* **EXERCISE PROMPT**: The answer must consist of each line of the records below that contains the string "fraction".
# # # # #
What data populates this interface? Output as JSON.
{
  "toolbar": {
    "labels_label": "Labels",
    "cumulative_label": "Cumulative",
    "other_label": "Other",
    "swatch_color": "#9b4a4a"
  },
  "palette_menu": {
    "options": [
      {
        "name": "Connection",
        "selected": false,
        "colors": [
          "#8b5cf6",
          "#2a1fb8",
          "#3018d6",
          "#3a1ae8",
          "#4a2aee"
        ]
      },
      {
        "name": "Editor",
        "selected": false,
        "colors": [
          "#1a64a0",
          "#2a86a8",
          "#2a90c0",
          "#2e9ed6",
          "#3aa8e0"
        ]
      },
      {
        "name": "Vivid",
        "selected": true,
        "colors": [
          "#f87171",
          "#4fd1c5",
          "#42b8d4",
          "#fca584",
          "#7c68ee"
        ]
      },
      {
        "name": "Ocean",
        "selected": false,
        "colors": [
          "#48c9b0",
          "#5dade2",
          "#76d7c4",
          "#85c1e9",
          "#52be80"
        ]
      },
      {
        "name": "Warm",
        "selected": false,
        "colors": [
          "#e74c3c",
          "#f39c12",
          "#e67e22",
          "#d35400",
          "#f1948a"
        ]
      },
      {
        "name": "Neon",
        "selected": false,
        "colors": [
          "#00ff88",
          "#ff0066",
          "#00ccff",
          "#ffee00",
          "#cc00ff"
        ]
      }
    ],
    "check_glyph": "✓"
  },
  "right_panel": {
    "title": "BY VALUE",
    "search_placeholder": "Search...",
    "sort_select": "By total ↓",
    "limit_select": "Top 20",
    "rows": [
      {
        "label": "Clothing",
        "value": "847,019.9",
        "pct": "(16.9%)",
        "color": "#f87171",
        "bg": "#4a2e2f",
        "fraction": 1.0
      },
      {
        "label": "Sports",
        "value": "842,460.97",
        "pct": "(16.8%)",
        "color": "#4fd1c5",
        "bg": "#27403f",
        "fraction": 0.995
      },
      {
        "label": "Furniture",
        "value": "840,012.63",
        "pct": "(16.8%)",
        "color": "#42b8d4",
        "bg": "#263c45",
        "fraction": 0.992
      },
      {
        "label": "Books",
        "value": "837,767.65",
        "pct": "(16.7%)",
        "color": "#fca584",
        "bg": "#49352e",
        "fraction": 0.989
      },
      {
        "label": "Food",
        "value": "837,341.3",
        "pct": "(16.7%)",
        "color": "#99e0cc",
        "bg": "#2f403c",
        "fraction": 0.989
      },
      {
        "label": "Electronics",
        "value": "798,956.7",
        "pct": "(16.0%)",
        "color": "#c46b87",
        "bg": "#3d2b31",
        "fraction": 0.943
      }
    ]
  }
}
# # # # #
* **TASK ANSWER**:
        "fraction": 1.0
        "fraction": 0.995
        "fraction": 0.992
        "fraction": 0.989
        "fraction": 0.989
        "fraction": 0.943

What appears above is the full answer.